(Data records for software interfaces)
- - -
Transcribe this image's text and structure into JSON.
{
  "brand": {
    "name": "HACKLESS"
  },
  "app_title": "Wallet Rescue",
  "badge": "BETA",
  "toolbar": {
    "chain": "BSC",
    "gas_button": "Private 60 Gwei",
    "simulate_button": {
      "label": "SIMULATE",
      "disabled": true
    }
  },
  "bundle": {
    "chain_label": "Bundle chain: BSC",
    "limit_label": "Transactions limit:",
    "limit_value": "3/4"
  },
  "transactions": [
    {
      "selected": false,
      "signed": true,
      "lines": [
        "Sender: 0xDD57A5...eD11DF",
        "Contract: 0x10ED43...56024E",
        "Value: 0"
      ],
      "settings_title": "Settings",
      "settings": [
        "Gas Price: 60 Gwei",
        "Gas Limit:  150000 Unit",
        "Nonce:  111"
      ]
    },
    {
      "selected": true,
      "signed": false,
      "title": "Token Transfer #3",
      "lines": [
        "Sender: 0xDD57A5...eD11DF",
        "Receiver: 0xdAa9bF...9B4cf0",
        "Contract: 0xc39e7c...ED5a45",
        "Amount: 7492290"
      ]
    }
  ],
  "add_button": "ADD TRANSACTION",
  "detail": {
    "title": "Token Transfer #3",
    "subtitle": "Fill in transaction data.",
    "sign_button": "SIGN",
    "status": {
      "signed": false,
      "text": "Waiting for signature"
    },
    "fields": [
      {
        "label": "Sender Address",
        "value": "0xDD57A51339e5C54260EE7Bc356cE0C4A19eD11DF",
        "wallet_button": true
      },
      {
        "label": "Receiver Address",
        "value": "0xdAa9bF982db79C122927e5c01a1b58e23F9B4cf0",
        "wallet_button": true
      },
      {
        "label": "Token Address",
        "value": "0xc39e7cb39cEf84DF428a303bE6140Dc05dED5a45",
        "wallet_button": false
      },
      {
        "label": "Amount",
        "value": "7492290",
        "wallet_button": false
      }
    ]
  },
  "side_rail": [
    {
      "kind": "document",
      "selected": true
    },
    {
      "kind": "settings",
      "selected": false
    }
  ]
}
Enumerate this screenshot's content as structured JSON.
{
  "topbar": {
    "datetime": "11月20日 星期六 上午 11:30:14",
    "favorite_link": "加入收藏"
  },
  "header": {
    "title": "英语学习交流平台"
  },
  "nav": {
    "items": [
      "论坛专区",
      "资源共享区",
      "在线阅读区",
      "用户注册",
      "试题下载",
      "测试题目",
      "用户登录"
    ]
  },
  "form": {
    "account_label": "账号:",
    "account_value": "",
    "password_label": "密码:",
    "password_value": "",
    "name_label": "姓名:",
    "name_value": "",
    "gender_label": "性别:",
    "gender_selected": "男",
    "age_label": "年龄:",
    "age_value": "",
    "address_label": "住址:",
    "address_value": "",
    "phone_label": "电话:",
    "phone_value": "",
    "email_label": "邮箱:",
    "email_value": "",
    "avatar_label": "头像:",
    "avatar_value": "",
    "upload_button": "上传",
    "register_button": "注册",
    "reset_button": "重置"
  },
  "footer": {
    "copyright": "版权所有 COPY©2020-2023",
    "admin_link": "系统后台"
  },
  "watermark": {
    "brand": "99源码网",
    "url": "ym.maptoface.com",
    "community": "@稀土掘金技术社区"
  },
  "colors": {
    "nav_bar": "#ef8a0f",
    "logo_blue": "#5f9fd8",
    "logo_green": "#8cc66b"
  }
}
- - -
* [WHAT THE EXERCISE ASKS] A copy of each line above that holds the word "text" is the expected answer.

* [RESULT OF THE EXERCISE]
Transcribe this image's text and structure into JSON.
      "text": "Waiting for signature"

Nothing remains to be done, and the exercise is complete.